>>
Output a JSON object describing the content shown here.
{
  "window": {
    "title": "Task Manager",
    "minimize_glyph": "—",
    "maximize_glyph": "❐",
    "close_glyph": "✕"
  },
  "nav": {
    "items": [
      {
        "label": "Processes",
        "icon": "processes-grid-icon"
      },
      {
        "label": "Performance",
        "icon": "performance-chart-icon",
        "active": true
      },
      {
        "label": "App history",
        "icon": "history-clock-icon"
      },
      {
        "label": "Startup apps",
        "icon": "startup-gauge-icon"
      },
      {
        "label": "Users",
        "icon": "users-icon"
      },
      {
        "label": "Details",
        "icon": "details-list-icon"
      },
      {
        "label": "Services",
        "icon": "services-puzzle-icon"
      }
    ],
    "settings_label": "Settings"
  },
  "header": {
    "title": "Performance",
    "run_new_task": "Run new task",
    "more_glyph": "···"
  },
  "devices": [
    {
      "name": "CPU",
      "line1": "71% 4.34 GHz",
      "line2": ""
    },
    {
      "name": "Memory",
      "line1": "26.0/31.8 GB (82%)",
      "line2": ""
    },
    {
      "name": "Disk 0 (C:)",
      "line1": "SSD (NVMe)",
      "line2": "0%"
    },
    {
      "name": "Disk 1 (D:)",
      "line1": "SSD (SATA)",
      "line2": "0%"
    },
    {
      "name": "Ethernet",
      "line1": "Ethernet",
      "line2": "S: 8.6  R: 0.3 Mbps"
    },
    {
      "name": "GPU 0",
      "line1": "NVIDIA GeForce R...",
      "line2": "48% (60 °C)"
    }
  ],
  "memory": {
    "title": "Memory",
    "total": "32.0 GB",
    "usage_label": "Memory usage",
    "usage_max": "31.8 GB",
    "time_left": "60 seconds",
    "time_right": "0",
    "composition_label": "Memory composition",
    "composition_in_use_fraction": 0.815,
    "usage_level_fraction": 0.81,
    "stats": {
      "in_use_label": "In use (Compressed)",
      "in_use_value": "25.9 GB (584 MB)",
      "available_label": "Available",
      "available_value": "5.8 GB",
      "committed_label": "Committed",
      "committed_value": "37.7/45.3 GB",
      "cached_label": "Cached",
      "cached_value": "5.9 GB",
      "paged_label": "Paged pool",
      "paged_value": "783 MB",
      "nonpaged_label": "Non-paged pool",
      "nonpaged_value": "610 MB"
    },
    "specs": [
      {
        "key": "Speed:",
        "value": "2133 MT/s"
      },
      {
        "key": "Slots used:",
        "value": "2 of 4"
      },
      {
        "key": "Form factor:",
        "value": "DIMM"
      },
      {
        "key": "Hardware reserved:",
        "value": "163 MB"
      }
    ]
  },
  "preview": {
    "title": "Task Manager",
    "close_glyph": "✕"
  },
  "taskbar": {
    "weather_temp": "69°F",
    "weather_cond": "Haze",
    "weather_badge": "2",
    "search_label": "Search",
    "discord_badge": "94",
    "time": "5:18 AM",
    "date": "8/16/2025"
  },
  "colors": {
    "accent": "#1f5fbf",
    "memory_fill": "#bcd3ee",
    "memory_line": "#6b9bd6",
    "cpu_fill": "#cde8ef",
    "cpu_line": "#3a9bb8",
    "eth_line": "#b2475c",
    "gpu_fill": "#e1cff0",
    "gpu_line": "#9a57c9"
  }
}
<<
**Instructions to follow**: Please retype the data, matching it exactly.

**Exercise solution**:
Output a JSON object describing the content shown here.
{
  "window": {
    "title": "Task Manager",
    "minimize_glyph": "—",
    "maximize_glyph": "❐",
    "close_glyph": "✕"
  },
  "nav": {
    "items": [
      {
        "label": "Processes",
        "icon": "processes-grid-icon"
      },
      {
        "label": "Performance",
        "icon": "performance-chart-icon",
        "active": true
      },
      {
        "label": "App history",
        "icon": "history-clock-icon"
      },
      {
        "label": "Startup apps",
        "icon": "startup-gauge-icon"
      },
      {
        "label": "Users",
        "icon": "users-icon"
      },
      {
        "label": "Details",
        "icon": "details-list-icon"
      },
      {
        "label": "Services",
        "icon": "services-puzzle-icon"
      }
    ],
    "settings_label": "Settings"
  },
  "header": {
    "title": "Performance",
    "run_new_task": "Run new task",
    "more_glyph": "···"
  },
  "devices": [
    {
      "name": "CPU",
      "line1": "71% 4.34 GHz",
      "line2": ""
    },
    {
      "name": "Memory",
      "line1": "26.0/31.8 GB (82%)",
      "line2": ""
    },
    {
      "name": "Disk 0 (C:)",
      "line1": "SSD (NVMe)",
      "line2": "0%"
    },
    {
      "name": "Disk 1 (D:)",
      "line1": "SSD (SATA)",
      "line2": "0%"
    },
    {
      "name": "Ethernet",
      "line1": "Ethernet",
      "line2": "S: 8.6  R: 0.3 Mbps"
    },
    {
      "name": "GPU 0",
      "line1": "NVIDIA GeForce R...",
      "line2": "48% (60 °C)"
    }
  ],
  "memory": {
    "title": "Memory",
    "total": "32.0 GB",
    "usage_label": "Memory usage",
    "usage_max": "31.8 GB",
    "time_left": "60 seconds",
    "time_right": "0",
    "composition_label": "Memory composition",
    "composition_in_use_fraction": 0.815,
    "usage_level_fraction": 0.81,
    "stats": {
      "in_use_label": "In use (Compressed)",
      "in_use_value": "25.9 GB (584 MB)",
      "available_label": "Available",
      "available_value": "5.8 GB",
      "committed_label": "Committed",
      "committed_value": "37.7/45.3 GB",
      "cached_label": "Cached",
      "cached_value": "5.9 GB",
      "paged_label": "Paged pool",
      "paged_value": "783 MB",
      "nonpaged_label": "Non-paged pool",
      "nonpaged_value": "610 MB"
    },
    "specs": [
      {
        "key": "Speed:",
        "value": "2133 MT/s"
      },
      {
        "key": "Slots used:",
        "value": "2 of 4"
      },
      {
        "key": "Form factor:",
        "value": "DIMM"
      },
      {
        "key": "Hardware reserved:",
        "value": "163 MB"
      }
    ]
  },
  "preview": {
    "title": "Task Manager",
    "close_glyph": "✕"
  },
  "taskbar": {
    "weather_temp": "69°F",
    "weather_cond": "Haze",
    "weather_badge": "2",
    "search_label": "Search",
    "discord_badge": "94",
    "time": "5:18 AM",
    "date": "8/16/2025"
  },
  "colors": {
    "accent": "#1f5fbf",
    "memory_fill": "#bcd3ee",
    "memory_line": "#6b9bd6",
    "cpu_fill": "#cde8ef",
    "cpu_line": "#3a9bb8",
    "eth_line": "#b2475c",
    "gpu_fill": "#e1cff0",
    "gpu_line": "#9a57c9"
  }
}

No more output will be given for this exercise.